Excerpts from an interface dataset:

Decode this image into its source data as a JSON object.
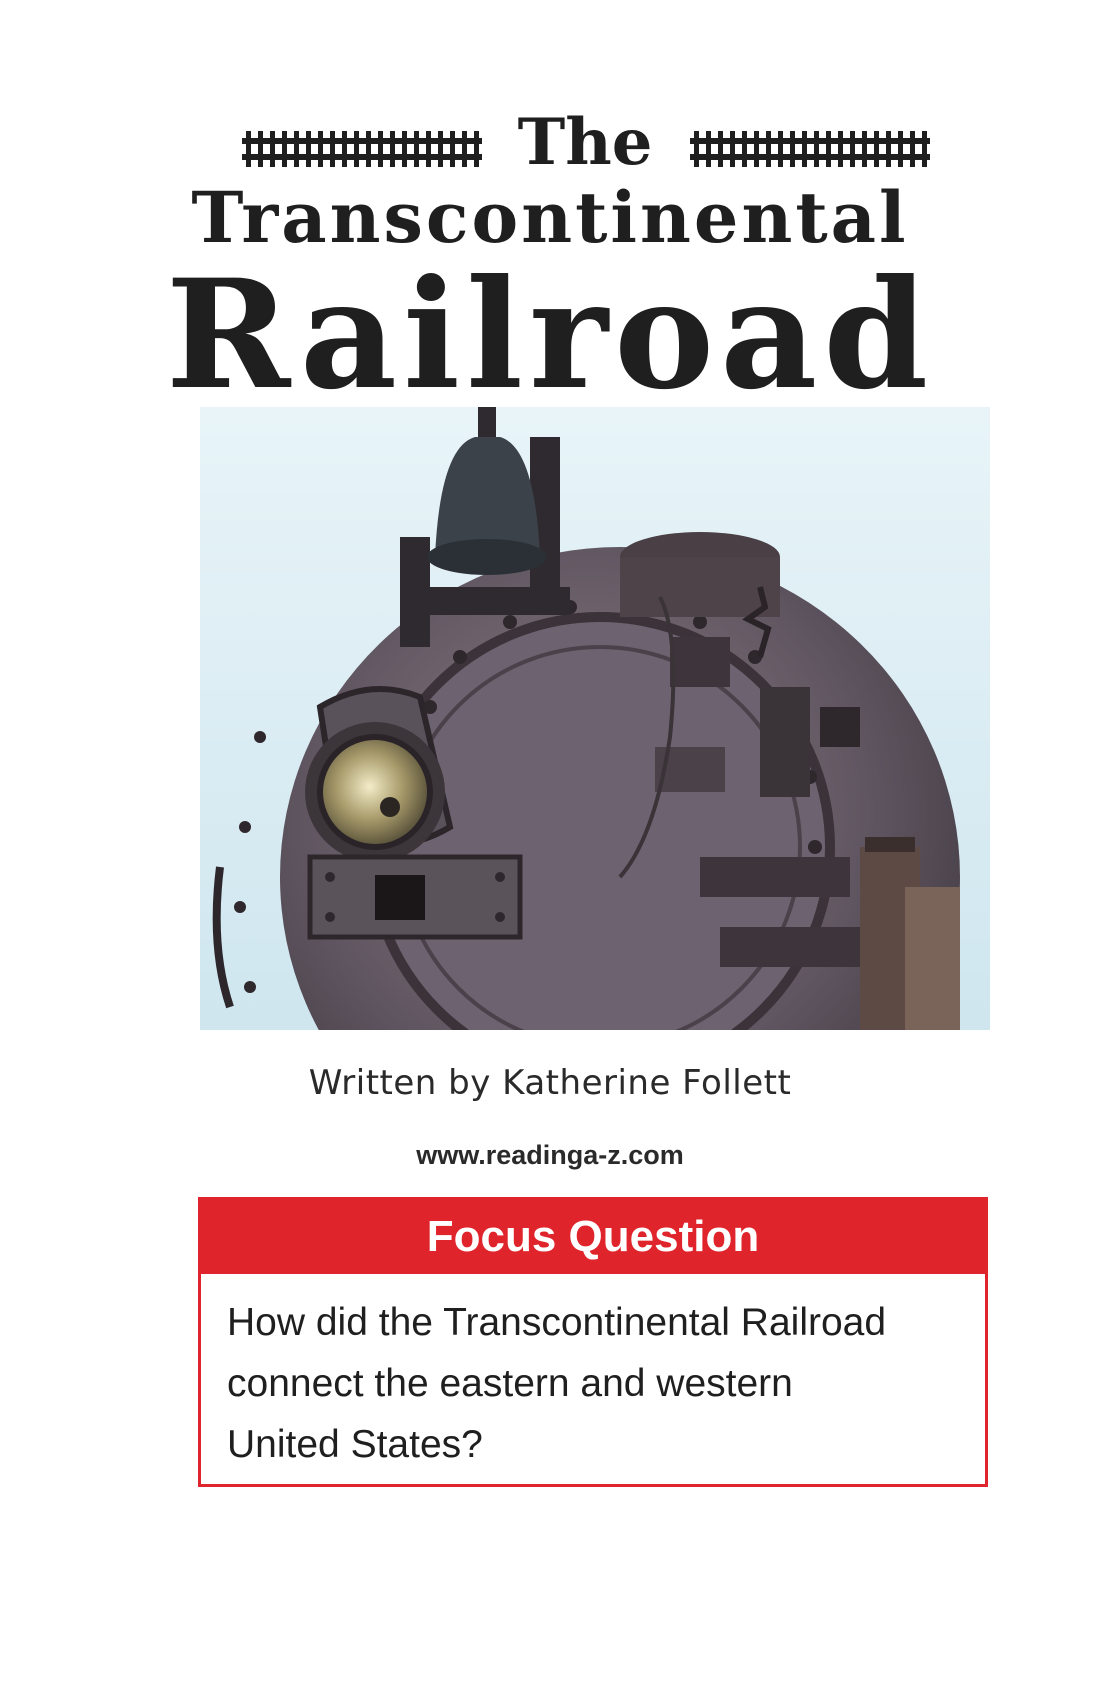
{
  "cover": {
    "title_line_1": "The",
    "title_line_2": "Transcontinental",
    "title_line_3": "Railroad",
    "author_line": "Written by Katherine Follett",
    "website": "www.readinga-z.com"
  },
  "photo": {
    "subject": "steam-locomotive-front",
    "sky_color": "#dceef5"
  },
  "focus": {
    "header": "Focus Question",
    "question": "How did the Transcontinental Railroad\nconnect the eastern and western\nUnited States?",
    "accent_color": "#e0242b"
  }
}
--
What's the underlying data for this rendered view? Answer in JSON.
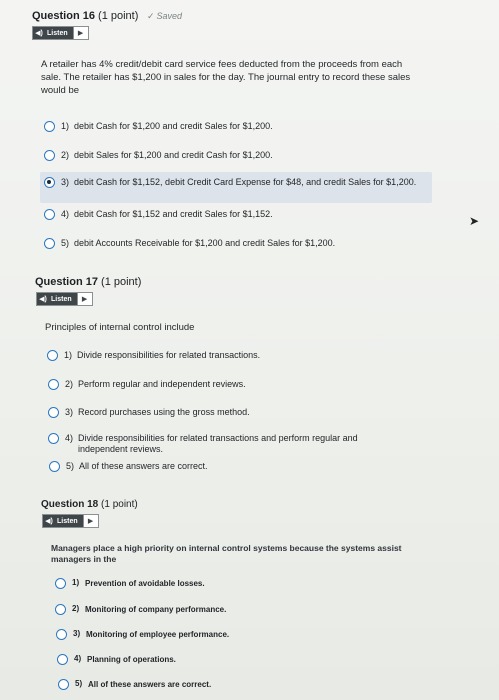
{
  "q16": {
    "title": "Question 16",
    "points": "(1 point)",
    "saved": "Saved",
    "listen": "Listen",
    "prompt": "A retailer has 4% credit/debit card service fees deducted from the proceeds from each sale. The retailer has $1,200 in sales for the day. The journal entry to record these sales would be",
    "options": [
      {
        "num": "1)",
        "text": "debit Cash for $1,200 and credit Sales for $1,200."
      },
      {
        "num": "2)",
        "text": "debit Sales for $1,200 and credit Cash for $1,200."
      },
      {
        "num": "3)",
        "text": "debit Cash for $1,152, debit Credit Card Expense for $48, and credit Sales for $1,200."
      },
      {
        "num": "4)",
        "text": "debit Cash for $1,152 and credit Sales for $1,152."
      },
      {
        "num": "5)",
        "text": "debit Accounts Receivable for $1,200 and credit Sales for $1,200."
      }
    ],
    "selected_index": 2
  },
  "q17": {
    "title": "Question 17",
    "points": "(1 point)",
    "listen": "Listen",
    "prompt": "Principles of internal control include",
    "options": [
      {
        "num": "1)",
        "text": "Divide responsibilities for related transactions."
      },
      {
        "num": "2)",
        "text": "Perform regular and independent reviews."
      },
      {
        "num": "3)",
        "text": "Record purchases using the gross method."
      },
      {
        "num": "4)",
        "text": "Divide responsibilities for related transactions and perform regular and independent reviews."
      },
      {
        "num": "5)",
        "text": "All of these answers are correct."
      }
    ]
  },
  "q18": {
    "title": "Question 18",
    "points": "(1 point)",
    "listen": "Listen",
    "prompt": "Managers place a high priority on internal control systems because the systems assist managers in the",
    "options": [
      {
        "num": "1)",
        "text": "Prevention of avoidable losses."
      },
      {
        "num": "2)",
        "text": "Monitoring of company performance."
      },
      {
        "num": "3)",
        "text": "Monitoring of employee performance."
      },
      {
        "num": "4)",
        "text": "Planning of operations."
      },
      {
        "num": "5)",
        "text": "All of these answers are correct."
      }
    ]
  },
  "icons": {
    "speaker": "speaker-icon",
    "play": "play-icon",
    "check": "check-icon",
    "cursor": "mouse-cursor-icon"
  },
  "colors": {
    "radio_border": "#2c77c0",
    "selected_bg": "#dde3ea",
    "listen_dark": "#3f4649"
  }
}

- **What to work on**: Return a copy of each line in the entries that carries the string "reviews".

- **Result for this exercise**:
        "text": "Perform regular and independent reviews."
        "text": "Divide responsibilities for related transactions and perform regular and independent reviews."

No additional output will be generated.